> _EXERCISE AIM_: List each line of the data that holds the word "image".

> _EXTRACTED ENTRIES_:

- - - - -

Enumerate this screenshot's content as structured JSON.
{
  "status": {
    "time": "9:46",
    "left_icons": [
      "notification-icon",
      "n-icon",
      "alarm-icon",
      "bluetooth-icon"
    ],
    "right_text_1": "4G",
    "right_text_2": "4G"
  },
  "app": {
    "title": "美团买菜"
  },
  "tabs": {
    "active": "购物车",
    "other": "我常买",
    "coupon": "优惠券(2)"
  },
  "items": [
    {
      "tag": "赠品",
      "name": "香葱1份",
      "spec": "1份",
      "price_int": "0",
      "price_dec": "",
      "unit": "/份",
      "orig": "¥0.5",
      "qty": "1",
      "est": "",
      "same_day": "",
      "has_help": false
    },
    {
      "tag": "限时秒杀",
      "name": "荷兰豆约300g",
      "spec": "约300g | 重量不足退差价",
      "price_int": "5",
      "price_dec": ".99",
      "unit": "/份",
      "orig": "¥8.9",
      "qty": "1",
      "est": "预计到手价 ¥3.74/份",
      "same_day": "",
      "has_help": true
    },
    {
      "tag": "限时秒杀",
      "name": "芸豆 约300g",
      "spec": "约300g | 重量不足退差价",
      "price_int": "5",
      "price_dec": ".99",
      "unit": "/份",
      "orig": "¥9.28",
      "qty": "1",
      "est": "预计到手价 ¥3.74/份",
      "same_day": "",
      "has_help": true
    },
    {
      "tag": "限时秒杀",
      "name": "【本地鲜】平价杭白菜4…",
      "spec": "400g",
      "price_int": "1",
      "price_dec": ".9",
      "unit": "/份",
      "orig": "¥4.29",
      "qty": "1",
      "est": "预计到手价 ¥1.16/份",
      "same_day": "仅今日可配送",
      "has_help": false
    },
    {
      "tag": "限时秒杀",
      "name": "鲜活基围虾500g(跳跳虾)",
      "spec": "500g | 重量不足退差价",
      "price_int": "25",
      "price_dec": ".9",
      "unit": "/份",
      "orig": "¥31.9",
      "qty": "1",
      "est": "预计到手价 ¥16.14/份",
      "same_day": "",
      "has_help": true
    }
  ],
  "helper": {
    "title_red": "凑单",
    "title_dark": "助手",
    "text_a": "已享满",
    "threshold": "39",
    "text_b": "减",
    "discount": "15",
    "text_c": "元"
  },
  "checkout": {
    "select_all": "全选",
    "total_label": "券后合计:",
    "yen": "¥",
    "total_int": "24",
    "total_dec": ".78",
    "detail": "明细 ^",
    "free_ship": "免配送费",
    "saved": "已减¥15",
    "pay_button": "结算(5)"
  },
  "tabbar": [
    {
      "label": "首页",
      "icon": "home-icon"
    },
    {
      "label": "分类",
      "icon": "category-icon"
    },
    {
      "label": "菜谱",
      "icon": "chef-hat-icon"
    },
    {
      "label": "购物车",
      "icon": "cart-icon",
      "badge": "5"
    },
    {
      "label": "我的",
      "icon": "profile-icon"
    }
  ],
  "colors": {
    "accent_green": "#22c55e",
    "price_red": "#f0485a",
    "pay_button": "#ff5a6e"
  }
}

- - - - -

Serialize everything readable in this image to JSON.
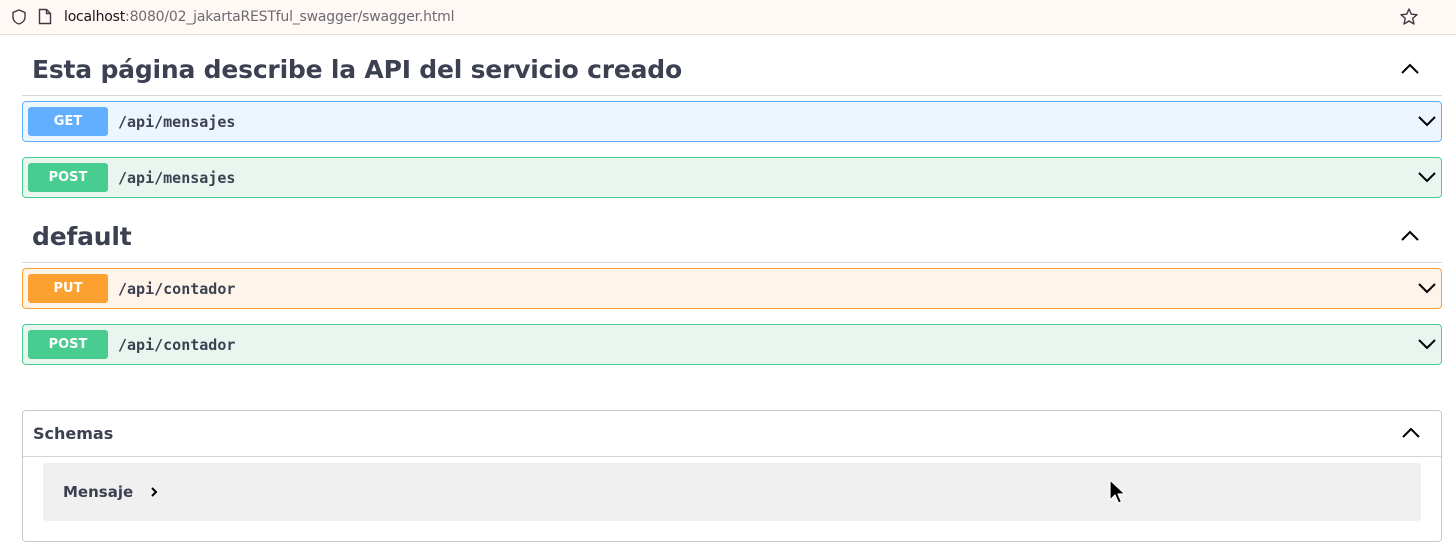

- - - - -

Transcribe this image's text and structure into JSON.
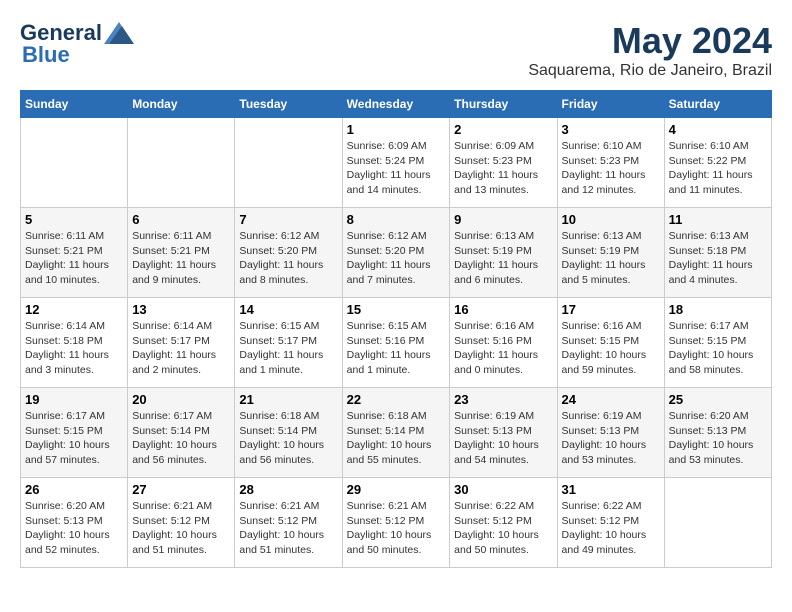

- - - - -

> _RESPONSE TO THE TASK_:
Serialize everything readable in this image to JSON.
Transcribe this image's text and structure into JSON.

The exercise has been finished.